Kingston Technology Company, the world’s largest producer of memory modules, has unveiled a series of new DDR2 products that operate at mainstream speed-bin, but with exceptionally low latency settings, which may allow 800MHz memory modules to outperform much higher-speed rivals in real-world applications.
“In lowering the latency even more, going to 3-3-3 with our new HyperX ultra low latency 800MHz DDR2 modules, Kingston is offering both gaming and tech enthusiasts the flexibility to drive performance and benchmarking scores to the limit,” said Mark Tekunoff, senior technology manager, Kingston.
Kingston Technology claims that the company’s new HyperX ultra low latency PC2-6400 memory modules provide performance “without the need for overclocking”. But not everything is that simple. In order to operate at 800MHz with CL3 3-3-10 timings, the new modules have to use 2.3V – 2.35V voltage on voltage rails, which is 27.7% – 30.5% higher compared to default voltage of 1.8V for DDR2. Moreover, earlier it was reported that 2.4V voltage was very dangerous for DDR2 devices and getting close to that value with 30% increase over standard setting may hardly be called “without overclocking”.

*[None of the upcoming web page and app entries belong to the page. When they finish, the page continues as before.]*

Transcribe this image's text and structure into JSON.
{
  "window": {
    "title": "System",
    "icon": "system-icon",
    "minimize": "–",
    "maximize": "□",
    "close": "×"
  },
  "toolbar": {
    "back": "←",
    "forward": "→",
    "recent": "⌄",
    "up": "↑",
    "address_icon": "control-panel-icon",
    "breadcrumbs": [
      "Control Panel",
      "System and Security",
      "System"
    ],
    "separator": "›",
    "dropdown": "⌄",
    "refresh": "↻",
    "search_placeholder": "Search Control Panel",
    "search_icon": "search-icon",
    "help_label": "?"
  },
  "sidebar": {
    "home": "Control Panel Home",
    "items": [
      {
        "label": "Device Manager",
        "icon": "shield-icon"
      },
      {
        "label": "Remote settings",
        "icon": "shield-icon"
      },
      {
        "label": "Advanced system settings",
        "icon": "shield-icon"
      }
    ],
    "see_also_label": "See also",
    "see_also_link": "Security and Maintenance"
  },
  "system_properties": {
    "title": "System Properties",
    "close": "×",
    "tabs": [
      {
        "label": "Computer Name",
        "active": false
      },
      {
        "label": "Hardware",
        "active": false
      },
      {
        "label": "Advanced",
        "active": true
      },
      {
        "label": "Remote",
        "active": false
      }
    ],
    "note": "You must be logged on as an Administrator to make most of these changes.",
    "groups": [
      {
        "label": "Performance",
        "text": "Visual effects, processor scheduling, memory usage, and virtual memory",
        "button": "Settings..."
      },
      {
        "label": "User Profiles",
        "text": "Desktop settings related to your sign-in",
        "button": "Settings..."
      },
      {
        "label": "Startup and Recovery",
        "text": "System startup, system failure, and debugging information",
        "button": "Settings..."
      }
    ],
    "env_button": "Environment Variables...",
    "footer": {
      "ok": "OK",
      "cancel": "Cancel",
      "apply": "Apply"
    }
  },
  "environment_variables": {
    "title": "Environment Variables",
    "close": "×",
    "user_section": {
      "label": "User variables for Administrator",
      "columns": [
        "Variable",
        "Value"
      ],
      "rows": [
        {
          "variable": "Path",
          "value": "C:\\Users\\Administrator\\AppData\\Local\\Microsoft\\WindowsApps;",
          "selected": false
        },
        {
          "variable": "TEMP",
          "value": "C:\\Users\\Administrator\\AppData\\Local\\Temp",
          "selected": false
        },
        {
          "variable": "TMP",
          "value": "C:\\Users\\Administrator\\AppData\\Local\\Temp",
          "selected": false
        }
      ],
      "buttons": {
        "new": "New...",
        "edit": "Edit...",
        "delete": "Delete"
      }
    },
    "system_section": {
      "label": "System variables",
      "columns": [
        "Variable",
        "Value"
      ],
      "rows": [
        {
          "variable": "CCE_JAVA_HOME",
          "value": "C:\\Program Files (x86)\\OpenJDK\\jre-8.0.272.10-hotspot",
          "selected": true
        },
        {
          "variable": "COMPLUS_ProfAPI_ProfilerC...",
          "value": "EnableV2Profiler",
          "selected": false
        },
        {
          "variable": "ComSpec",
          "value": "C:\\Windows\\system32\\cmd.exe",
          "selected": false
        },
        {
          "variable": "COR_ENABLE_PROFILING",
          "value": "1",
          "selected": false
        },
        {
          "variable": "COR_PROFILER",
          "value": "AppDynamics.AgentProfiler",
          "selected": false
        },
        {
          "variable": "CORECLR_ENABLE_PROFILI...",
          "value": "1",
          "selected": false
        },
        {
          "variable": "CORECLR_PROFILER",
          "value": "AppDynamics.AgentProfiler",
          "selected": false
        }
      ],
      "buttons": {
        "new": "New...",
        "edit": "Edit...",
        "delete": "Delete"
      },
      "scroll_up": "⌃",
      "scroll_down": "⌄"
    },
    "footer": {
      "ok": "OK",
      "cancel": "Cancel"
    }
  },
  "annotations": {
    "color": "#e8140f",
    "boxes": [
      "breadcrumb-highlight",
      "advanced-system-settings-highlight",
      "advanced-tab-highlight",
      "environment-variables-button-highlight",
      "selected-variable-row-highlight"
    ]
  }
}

Since end-users tend to pay more attention to clock-speeds that memory modules can achieve, despite of the fact that low latency settings may play a more important role in real-world applications, manufacturers of memory products are usually more concentrated on frequencies, rather than timings of their devices. Previously, the most well-known DDR2 modules with CL3 3-3-15 latency settings were OCZ PC2-5400 EL DDR2 Platinum Edition XTC, which needed 2.1V voltage to operate at 667MHz.
The new ultra low latency Kingston HyperX memory modules are available immediately: 512MB and 1GB modules have manufacturer suggested retail price (MSRP) of $69 and $128, respectively, whereas 1GB and 2GB dual-channel kits are set to be priced at $138 and $255, respectively.